I started out in the Bnei Akiva youth movement as a group member, and later became a youth leader and a coordinator. These were very meaningful years in terms of developing my personality – as well with regard to ethical-religious aspects, my belonging to the state of Israel, my commitment to it etc.
I joined the IDF in 1985, in the Intelligence Corps, where I served for 25 years in various command and central command positions. I left the IDF with the rank of lieutenant colonel.
During my military service I took a sabbatical of six months, when I studied at the Har Etsion Yeshiva at Alon Shvut. During this time I became acquainted with new approaches in the Torah world, and new attitudes towards different issues on the public agenda. I also got to know students from different communities around the world who came to study at the yeshivah, some of whom decided to make aliyah.
As an IDF officer I understood the importance and the necessity of the existence of a moral-conceptual base among youth growing up in the country, which could provide them with the understanding and the justification for our being a Jewish state in the Land of Israel, and not just a state that provides safe refuge for the Jews of the world.
During my military service I gained a bachelor’s degree in social sciences, from Bar Ilan University, and a master’s degree in business studies from Ben Gurion University.
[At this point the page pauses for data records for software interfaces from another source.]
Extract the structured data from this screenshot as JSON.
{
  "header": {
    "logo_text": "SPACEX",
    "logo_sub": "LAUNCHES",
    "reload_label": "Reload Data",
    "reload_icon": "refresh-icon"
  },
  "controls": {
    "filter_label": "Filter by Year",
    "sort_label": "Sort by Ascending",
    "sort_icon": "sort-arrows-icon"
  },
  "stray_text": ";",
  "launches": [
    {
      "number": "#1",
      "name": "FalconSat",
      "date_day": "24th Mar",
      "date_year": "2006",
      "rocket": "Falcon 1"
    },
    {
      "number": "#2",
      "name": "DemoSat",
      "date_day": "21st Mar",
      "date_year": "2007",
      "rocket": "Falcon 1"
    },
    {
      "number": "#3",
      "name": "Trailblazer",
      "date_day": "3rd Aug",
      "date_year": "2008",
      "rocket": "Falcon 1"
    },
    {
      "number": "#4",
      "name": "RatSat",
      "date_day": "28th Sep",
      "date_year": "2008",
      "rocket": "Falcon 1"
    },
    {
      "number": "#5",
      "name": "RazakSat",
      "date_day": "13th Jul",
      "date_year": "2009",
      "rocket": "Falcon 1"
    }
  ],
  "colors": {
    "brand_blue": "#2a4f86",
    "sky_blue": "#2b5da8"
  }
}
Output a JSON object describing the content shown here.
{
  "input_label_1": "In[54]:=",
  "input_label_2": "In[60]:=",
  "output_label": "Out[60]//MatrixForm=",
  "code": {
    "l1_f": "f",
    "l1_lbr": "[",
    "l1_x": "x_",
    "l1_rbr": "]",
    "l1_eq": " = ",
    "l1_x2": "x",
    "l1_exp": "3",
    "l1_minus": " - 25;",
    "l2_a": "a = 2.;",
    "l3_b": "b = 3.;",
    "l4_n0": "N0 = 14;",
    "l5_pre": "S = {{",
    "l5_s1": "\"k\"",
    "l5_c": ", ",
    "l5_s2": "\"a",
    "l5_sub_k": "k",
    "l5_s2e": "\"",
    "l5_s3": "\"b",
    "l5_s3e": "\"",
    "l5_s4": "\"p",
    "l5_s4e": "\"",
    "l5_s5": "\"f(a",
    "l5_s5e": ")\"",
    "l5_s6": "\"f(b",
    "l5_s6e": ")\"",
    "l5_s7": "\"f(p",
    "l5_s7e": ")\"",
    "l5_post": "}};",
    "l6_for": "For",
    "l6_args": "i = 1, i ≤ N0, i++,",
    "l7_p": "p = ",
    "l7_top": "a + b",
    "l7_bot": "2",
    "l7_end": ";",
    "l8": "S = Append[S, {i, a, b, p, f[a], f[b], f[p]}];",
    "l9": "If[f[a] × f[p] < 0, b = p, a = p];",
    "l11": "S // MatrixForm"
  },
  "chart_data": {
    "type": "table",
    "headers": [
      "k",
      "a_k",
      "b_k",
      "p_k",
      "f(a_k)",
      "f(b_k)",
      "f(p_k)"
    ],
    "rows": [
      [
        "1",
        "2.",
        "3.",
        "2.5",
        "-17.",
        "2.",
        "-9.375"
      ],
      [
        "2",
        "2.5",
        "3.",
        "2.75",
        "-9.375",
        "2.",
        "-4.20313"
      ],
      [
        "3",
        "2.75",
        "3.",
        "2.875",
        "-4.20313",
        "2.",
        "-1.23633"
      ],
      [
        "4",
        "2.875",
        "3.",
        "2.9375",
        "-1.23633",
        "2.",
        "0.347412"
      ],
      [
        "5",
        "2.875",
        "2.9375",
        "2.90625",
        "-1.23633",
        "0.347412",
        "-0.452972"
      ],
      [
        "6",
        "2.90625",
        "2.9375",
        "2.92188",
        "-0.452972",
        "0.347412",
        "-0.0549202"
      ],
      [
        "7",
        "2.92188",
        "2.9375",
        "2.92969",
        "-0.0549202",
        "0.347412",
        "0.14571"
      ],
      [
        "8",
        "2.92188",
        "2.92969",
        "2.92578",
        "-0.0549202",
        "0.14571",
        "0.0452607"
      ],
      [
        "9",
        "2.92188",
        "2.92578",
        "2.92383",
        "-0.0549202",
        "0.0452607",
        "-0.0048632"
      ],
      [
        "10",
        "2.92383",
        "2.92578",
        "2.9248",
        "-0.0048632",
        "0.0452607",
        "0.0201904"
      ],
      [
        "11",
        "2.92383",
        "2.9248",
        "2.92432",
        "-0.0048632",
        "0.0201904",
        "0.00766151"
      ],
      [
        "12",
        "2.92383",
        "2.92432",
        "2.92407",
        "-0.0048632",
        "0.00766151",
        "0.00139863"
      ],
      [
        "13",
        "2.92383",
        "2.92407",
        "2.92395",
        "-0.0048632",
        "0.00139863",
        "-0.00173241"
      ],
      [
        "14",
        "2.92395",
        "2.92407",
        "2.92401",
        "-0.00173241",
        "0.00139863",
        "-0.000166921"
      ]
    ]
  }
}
When I left the army I opted to work in education and, today, I am deputy principal of a high school in Beit Shemesh, and teach civil studies. I joined the Partnership around 3 years ago, when I retired from the army, and I consider my role in it both a privilege and an opportunity to act and to impact on the consolidation and advancement of the Jewish people. The wish and need shared by all the Partnership communities, to forge a meaningful Jewish identity, the common initiatives and activities for the advancement of the communities, and the mutual guarantee between them, for me reflect the fact that we are a single family in a single nation.